Wired for connection
Communication is more than just a way to express our thoughts and feelings. It’s a basic human need that helps us connect with others. As Brene Brown says, “Connection is why we’re here. We are hardwired to connect with others, it’s what gives purpose and meaning to our lives, and without it there is suffering.”
So just as we need food, water, shelter, and other basic resources to survive, we need to develop the skills of effective communication to be happy and to succeed in life.
We are social beings who are not naturally designed to live in isolation. Communication allows us to interact and cooperate with others. Effective communication is a fundamental skill for healthy relationships, but it’s not always easy. Communication skills are important in all relationships, from romantic to familial to friends, to the workplace and in all the small interactions we experience on a daily basis.
Neuroscience shows us that we are neurologically wired to connect with others; mirror neurons in our brains are stimulated when we are interacting with other people. Literally, when we are talking to another person, pathways in our brain light up to mirror the emotions and behaviours that this other person is conveying. When we see someone being sad, for example, our mirror neurons fire and that allows us to experience the same sadness and to feel empathy.
Effective communication is about more than just exchanging information. It’s about understanding the emotion and intentions behind the information. As well as being able to clearly convey a message, we need to also listen in a way that gains the full meaning of what’s being said and makes the other person feel heard and understood.
It’s an instinct, right?
Effective communication sounds like it should be instinctive. But all too often, when we try to communicate with others, something goes astray. We say one thing, the other person hears something else, and misunderstandings, frustration, and conflicts ensue. This can potentially cause problems in all our relationships and social encounters.

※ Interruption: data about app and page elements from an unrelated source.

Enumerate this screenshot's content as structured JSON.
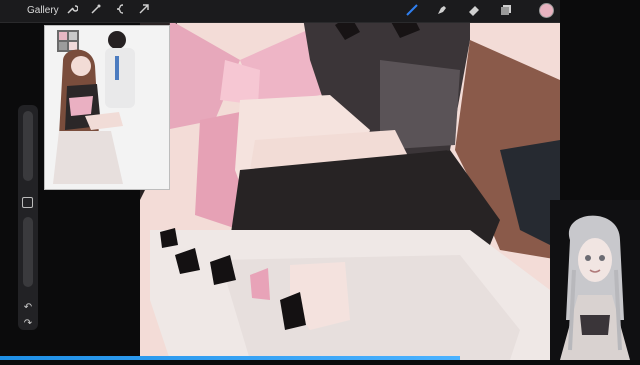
{
  "app": {
    "gallery_label": "Gallery",
    "left_tools": [
      "wrench-icon",
      "magic-wand-icon",
      "selection-icon",
      "transform-arrow-icon"
    ],
    "right_tools": [
      "brush-icon",
      "smudge-icon",
      "eraser-icon",
      "layers-icon"
    ],
    "current_color": "#e8b3c0"
  },
  "reference_window": {
    "title": ""
  },
  "colors": {
    "accent_blue": "#2f7ff0",
    "ribbon_pink": "#e9a9be",
    "skin": "#f1d9d5",
    "dress_white": "#efe8e6"
  }
}
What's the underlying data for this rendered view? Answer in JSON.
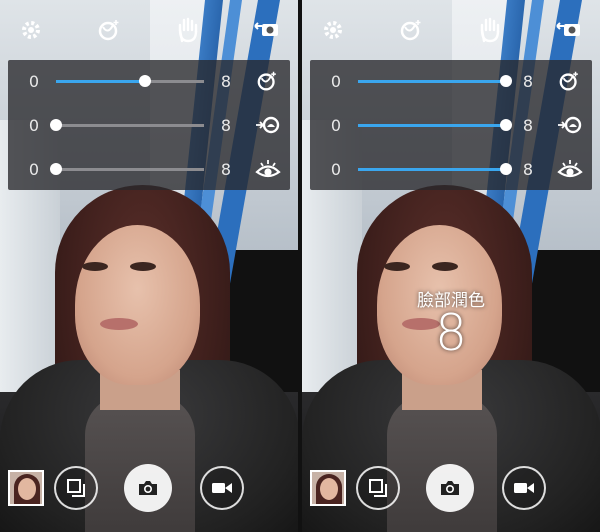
{
  "screens": [
    {
      "id": "left",
      "sliders": [
        {
          "min": "0",
          "max": "8",
          "value": 4.8,
          "icon": "face-retouch-icon"
        },
        {
          "min": "0",
          "max": "8",
          "value": 0,
          "icon": "skin-smooth-icon"
        },
        {
          "min": "0",
          "max": "8",
          "value": 0,
          "icon": "eye-enlarge-icon"
        }
      ],
      "overlay": null
    },
    {
      "id": "right",
      "sliders": [
        {
          "min": "0",
          "max": "8",
          "value": 8,
          "icon": "face-retouch-icon"
        },
        {
          "min": "0",
          "max": "8",
          "value": 8,
          "icon": "skin-smooth-icon"
        },
        {
          "min": "0",
          "max": "8",
          "value": 8,
          "icon": "eye-enlarge-icon"
        }
      ],
      "overlay": {
        "label": "臉部潤色",
        "value": "8"
      }
    }
  ],
  "colors": {
    "accent": "#3aa6ee",
    "track": "#8c8c90",
    "panel": "rgba(40,40,44,0.78)"
  },
  "topbar_icons": [
    "gear-icon",
    "face-beautify-icon",
    "hand-gesture-icon",
    "switch-camera-icon"
  ],
  "bottombar_icons": [
    "gallery-thumbnail",
    "gallery-icon",
    "camera-shutter-icon",
    "video-icon"
  ]
}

For many of us, communicating more clearly and effectively requires learning some important skills. Whether you’re trying to improve communication with your spouse, kids, boss, or coworkers, learning these skills can deepen your connections to others, build greater trust and respect, and improve teamwork, problem solving, and your overall social and emotional health.
Barriers to communication
What are the potential barriers to effective communication? Here are some examples:
- Stress and out-of-control emotion
When we are stressed or emotionally overwhelmed, we are much more likely to misread other people, send confusing or off-putting nonverbal signals, and lapse into unhealthy knee-jerk patterns of behaviour. Therefore, in order to avoid conflict and misunderstandings,we need to learn how to quickly calm down before initiating or continuing a conversation.
- Lack of focus
We can’t communicate effectively when we are multitasking. If we are checking our phone, planning what we are going to say next, or daydreaming, we’re almost certain to miss nonverbal cues in the conversation. To communicate effectively, we need to avoid distractions and stay focused.
- Inconsistent body language
Nonverbal communication should reinforce what is being said, not contradict it. If we say one thing, but our body language says something else, your listener will likely feel that we are being dishonest. For example, if someone says, “I’m fine,” but has a cold expression on their face and seems distant from you, you might deduce there’s more to them than what they’re saying and you need to pay attention.
- Negative body language
If we disagree with or dislike what’s being said, we might use negative body language to rebuff the other person’s message. This might take the form of such as crossing our arms, avoiding eye contact, or tapping our feet impatiently. Often we can be completely unaware we are doing this! We don’t have to agree with, or even like what’s being said, but to communicate effectively and not put the other person on the defensive, it’s important to avoid sending negative signals.
Nonverbal communication is often more important than what we say and the words we use. This nonverbal communication is called body language. Body language includes facial expression, gestures, and eye contact. Even when we aren’t speaking, our body language can show how we are feeling and reveal our intentions.
As an extreme example, think of a game of poker where it is vital for each player to keep secret the nature of their cards. An unconscious change in their sitting position, such as leaning forward, perhaps indicates the confidence of holding a strong hand. Nervousness, may be seen as a sign of a weak hand – perhaps displaying thin pinched lips, a slight tremour in the voice, or suddenly becoming silent after having been chatty.
Book a counselling session today!
Need some advice and support?
If you are struggling with any of the issues raised in this article, or indeed any other emotional issues or life challenges and would like to talk things over in complete confidentiality, call Alison Winfield, Mindfully Well Counselling Cork on 087 9934541.